Free Digital-Style Fonts
In the era of 4K and Retina displays, digital fonts are as smooth (or even smoother) than those in just about any book. If you're going for a look that screams digital, you probably want to replicate the style of early computer monitors or the retro LCD displays seen on digital watches and calculators. Fonts like Digital Dismay by NAL, Digital-7 by Style-7 and Digital Dream by Pizzadude fit that bill to a T. For a thinner font in the same vein, try SF Digital Readout by ShyFoundry Fonts, or give Loopy by Apostrophic Labs a look if you want a font that combines bubble lettering with a digital style.
How about something that still has that digital-clock vibe but is a little more edgy and streamlined? That digital font name would be the retro sci-fi Raptor Sans – sleek, inspired by book covers from the '60s and '70s and created by Panos Voulgaris. Similarly, Marske features that iconic digital stenciled look, but offers a slightly smoother, more rounded aesthetic.
If you prefer a free typeface with a pixelated look – like something out of a retro video game – LCD Solid Font by LCD Solid might be the ticket.
Paid Digital-Style Fonts
If you plan to use your font for public or commercial means, you may need to purchase a licensed font. The good news is that licensed fonts often come from premium design houses, so you're likely to end up with a professional-looking design.

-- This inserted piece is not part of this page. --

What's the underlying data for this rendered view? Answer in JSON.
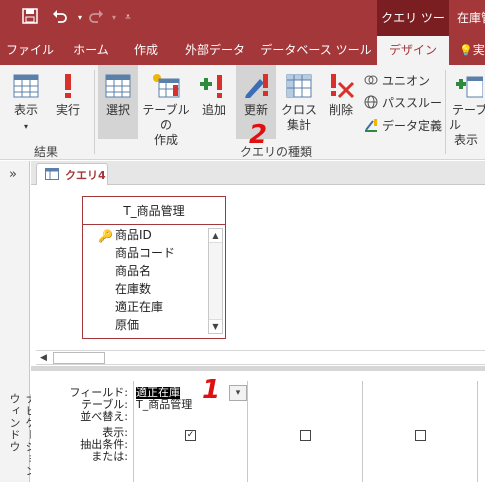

If you're only in the market for digital-esque numbers, Hoefler & Co.'s Prospekt sports that bold, digital LCD style. Designed by Stephan Muller and Cornel Windlin in 1994, FF Dot Matrix recreates the dot-matrix look popularized by the scrolling LCD messages you see on scoreboards and traffic notifications. For a pixel-style alternative, Frank Ramspott's FR73 Pixel typeface will make you feel like you're playing Space Invaders. Both are available via FontShop.